The nuances of loss of consortium can be complex—what is considered a loss in the quality of a life-long partnership? Here are a few examples of how loss of consortium can work.
A hypothetical loss of consortium scenario:
A husband and wife were married for 4 years and enjoyed an active lifestyle together that included running marathons together. After a car accident, the wife suffered a back injury that prevented her from running.
The couple could no longer run marathons together, and thus could not train together, travel to race locations, and bond over their won medals. In this example, the husband could file a loss of consortium claim: He and his wife lost the ability to enjoy an experience they had long shared and intended to partake in for many years.
Real life loss of consortium results:
- A client of Block O’Toole & Murphy suffered multiple injuries after a car accident in New Castle, New York, including a brain hemorrhage and leg and hip fractures. As a result of his injuries, his wife claimed a loss of consortium and service.
- Our client was hit by a brick that fell from overhead scaffolding.
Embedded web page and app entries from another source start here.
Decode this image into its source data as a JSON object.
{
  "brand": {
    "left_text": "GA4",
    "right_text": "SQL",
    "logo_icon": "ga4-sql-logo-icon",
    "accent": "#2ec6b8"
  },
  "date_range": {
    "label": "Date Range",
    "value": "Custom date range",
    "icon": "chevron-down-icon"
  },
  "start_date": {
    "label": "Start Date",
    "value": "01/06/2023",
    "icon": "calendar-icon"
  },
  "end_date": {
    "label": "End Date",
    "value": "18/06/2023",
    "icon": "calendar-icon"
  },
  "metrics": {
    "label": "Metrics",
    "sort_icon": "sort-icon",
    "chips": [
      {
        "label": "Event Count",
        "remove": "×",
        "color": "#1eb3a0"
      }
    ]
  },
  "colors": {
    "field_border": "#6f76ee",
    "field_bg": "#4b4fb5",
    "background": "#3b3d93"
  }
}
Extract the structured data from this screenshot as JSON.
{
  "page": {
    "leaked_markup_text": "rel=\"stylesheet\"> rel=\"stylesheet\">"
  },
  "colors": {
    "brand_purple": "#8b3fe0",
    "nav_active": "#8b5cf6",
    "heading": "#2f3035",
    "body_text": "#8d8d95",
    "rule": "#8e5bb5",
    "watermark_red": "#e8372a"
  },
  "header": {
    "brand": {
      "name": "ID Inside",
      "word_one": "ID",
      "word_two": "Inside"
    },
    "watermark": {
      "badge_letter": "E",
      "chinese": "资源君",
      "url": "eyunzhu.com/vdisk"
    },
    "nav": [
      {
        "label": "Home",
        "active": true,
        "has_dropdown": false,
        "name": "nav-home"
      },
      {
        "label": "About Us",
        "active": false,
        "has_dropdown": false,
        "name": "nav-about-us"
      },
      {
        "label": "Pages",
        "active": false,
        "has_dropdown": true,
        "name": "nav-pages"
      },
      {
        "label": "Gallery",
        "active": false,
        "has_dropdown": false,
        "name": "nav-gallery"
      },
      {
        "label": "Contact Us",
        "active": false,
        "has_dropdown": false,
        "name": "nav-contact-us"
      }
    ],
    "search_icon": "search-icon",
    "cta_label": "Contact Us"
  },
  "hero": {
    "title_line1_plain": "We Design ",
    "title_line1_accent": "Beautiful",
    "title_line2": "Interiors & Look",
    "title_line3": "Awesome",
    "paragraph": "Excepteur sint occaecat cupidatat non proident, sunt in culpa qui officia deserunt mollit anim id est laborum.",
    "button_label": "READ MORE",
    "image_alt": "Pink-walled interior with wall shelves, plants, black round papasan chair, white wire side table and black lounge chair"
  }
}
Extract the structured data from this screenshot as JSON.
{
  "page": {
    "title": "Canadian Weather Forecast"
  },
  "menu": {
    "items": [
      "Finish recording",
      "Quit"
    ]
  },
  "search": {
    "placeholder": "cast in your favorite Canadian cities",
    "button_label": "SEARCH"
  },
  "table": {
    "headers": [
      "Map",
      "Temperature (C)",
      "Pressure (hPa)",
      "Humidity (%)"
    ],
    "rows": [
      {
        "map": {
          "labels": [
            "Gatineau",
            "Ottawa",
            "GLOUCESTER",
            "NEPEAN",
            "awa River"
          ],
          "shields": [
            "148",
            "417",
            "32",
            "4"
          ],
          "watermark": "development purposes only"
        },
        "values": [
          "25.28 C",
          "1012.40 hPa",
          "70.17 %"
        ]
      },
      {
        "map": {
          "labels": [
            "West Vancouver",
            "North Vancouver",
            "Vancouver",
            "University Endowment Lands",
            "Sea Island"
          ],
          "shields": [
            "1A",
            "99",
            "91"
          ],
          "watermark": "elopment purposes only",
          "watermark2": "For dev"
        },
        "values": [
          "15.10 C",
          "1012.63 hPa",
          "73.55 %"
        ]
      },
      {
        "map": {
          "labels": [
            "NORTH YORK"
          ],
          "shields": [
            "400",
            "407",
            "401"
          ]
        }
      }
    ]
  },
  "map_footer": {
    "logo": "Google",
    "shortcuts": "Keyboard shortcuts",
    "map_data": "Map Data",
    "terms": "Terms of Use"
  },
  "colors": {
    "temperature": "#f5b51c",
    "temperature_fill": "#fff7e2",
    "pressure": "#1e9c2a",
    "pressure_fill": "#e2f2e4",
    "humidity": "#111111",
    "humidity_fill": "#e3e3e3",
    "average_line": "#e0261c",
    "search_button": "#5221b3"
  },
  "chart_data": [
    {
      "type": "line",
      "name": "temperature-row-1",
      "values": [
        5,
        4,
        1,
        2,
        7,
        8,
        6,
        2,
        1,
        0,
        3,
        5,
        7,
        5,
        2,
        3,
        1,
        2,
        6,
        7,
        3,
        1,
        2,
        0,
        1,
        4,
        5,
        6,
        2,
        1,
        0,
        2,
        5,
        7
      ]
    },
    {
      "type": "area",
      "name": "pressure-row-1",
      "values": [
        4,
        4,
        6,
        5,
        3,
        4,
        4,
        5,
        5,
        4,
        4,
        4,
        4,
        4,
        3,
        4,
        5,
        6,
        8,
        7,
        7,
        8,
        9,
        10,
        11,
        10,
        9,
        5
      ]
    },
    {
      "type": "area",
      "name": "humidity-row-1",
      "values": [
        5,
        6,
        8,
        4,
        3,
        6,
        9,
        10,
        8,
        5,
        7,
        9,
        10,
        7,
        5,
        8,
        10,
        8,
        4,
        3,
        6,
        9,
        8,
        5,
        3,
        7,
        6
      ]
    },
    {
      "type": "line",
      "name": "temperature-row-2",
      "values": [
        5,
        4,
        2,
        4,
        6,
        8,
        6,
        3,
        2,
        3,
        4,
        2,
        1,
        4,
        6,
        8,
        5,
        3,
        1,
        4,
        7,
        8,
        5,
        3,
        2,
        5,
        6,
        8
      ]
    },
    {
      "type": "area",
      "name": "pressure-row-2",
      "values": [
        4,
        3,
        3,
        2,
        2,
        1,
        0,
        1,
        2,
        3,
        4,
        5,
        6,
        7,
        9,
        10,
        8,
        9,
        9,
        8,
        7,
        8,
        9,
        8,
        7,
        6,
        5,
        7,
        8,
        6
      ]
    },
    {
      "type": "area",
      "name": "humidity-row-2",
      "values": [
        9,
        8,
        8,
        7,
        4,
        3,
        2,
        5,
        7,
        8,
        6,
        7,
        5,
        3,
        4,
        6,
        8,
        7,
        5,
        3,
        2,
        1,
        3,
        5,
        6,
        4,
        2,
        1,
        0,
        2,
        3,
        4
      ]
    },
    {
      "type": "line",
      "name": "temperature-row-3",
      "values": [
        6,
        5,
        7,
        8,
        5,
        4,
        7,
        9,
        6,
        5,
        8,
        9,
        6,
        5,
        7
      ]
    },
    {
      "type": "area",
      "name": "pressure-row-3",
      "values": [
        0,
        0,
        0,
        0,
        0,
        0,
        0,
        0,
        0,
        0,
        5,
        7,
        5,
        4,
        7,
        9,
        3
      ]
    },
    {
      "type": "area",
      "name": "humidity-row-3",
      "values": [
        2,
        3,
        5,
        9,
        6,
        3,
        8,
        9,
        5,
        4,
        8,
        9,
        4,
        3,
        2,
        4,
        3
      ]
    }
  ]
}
As a result, he suffered spine and facial injuries and was awarded a total settlement of $3,411,000. His family also claimed a loss of consortium as he was no longer able to play with his children.
How to File a Loss of Consortium Claim
The first step in recovering compensation for a loss of consortium claim is to contact a skilled attorney. An experienced law firm can guide you through the process, let you know what to expect, and help with the types of paperwork you will need to surface to prove a loss of consortium claim.
The loss of consortium claim is made by the spouse, not the victim of the accident. This claim regards a loss of companionship, separate from the personal injury claim made on behalf of the victim.
Legal procedures surrounding loss of consortium can be difficult to understand and navigate. The experienced attorneys at Block O’Toole & Murphy can guide you and your partner through a claim with respect and compassion.
Select cases that the firm handled that included loss of consortium claims include:
- $4,995,000 settlement for a construction worker who fell as a result of unsteady flooring
- $3,411,000 settlement for a man injured by a brick that fell from scaffolding
- $1,350,000 settlement for a pedestrian hit by a school bus while crossing the street